▸ TASK DIRECTIONS: Locate the word "經本人檢視確認" in the entries below, then gather every line that holds it.

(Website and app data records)
-----

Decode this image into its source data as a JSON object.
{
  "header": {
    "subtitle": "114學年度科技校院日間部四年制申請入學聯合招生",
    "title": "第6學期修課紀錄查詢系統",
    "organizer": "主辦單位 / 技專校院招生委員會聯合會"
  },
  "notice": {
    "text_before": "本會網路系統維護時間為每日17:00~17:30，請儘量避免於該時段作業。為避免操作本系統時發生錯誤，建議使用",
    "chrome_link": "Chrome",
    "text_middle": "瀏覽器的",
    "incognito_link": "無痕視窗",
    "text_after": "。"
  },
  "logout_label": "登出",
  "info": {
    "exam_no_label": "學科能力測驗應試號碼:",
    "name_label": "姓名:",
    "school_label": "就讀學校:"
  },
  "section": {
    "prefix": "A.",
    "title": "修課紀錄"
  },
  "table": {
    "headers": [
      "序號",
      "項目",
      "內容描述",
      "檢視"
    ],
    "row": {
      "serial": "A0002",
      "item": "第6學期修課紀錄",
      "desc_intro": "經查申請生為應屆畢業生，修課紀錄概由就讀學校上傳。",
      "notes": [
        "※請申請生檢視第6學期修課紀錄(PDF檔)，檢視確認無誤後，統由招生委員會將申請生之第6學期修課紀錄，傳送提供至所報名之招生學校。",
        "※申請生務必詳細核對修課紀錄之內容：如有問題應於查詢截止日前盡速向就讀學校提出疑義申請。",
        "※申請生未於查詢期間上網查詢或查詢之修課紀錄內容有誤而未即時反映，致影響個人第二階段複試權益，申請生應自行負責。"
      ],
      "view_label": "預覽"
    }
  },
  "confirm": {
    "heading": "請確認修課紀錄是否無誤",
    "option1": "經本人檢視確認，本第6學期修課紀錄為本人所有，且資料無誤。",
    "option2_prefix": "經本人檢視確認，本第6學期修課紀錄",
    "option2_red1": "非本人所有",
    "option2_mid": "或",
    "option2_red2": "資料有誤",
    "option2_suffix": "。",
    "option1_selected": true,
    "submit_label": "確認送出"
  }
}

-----

▸ YOUR RESPONSE:
    "option1": "經本人檢視確認，本第6學期修課紀錄為本人所有，且資料無誤。",
    "option2_prefix": "經本人檢視確認，本第6學期修課紀錄",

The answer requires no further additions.